On Tuesday, disgraced science writer Jonah Lehrer publicly apologized for a plagiarism scandal that led to his abrupt resignation from The New Yorker in 2012. At an event hosted by the Knight Foundation, an organization known for championing quality journalism, Lehrer spoke about plagiarism, how he plans to rehabilitate his toxic career, and the difficult lessons he's purportedly learned along the way. "My failures were my fault alone," he said. "But entangled in that truth is a possibility for improvement. Not redemption, not forgiveness."

What made the entire spectacle especially strange was that Lehrer gave his talk against a giant screen of endless tweets that mocked him as he spoke. Using the hashtag #infoneeds, commentators populated the feed with missives that seemed designed to further shame the author — a scarlet letter for the modern age:

Of course, not everyone was comfortable with the Knight Foundation's decision to thrust Lehrer in the digital town square:

Lehrer's speech itself received mixed reviews. "If I'm lucky enough to write again, than whatever I write will be fact-checked and fully footnoted," Lehrer insisted, in discussing his hope to return to journalism. Forbes' Jeff Bercovici sees the apparent "humblebrag" as a cold ploy to revive his career. "Lehrer's intention in submitting himself to a public grilling was to show the world that he's ready to return to journalism, that we can trust him because he knows now not to trust himself," says Bercovici. Wired writer David Dobbs, a friend of Lehrer's, voiced his reservations about the Knight Foundation's decision to tap Lehrer as speaker. "I feel I would fool myself badly, and betray his enormous potential, if I pretended he didn't have a lot to answer for before he's ushered back to podiums," says Dobbs.

According to Poynter, the science writer took home a handsome $20,000 for the appearance, so it's understandably hard to feel bad for him, insults be damned. Ever the contortionist, Lehrer concluded his talk with a quote from the very person he stands accused of fabricating material from in the first place. "I'd like to end with a quote from Bob Dylan, one he actually said," Lehrer told the audience. "For Dylan manages to compress a brutal fact of life: 'Failure is both necessary and terrible.'" 

Insufferable?

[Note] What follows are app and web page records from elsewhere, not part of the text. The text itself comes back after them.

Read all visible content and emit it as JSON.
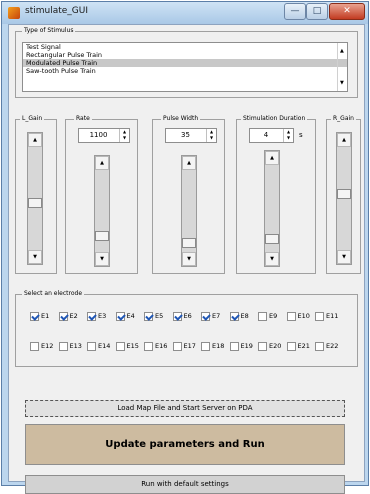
{
  "window": {
    "title": "stimulate_GUI"
  },
  "stimulus": {
    "panel_title": "Type of Stimulus",
    "options": [
      "Test Signal",
      "Rectangular Pulse Train",
      "Modulated Pulse Train",
      "Saw-tooth Pulse Train"
    ],
    "selected": "Modulated Pulse Train"
  },
  "controls": {
    "l_gain": {
      "label": "L_Gain",
      "level": 0.45
    },
    "rate": {
      "label": "Rate",
      "value": "1100",
      "level": 0.15
    },
    "pulse_width": {
      "label": "Pulse Width",
      "value": "35",
      "level": 0.05
    },
    "duration": {
      "label": "Stimulation Duration",
      "value": "4",
      "unit": "s",
      "level": 0.1
    },
    "r_gain": {
      "label": "R_Gain",
      "level": 0.55
    }
  },
  "electrodes": {
    "panel_title": "Select an electrode",
    "row1": [
      {
        "label": "E1",
        "checked": true
      },
      {
        "label": "E2",
        "checked": true
      },
      {
        "label": "E3",
        "checked": true
      },
      {
        "label": "E4",
        "checked": true
      },
      {
        "label": "E5",
        "checked": true
      },
      {
        "label": "E6",
        "checked": true
      },
      {
        "label": "E7",
        "checked": true
      },
      {
        "label": "E8",
        "checked": true
      },
      {
        "label": "E9",
        "checked": false
      },
      {
        "label": "E10",
        "checked": false
      },
      {
        "label": "E11",
        "checked": false
      }
    ],
    "row2": [
      {
        "label": "E12",
        "checked": false
      },
      {
        "label": "E13",
        "checked": false
      },
      {
        "label": "E14",
        "checked": false
      },
      {
        "label": "E15",
        "checked": false
      },
      {
        "label": "E16",
        "checked": false
      },
      {
        "label": "E17",
        "checked": false
      },
      {
        "label": "E18",
        "checked": false
      },
      {
        "label": "E19",
        "checked": false
      },
      {
        "label": "E20",
        "checked": false
      },
      {
        "label": "E21",
        "checked": false
      },
      {
        "label": "E22",
        "checked": false
      }
    ]
  },
  "buttons": {
    "load": "Load Map File and Start Server on PDA",
    "update": "Update parameters and Run",
    "defaults": "Run with default settings"
  },
  "colors": {
    "update_button": "#cdbba0",
    "title_bar": "#bcd6ee",
    "close_button": "#c23b21"
  }
}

A few critics think so. Perhaps this line from "Brownsville Girl" would have been more fitting:

People don't do what they believe in. They just do what's most convenient, then they repent.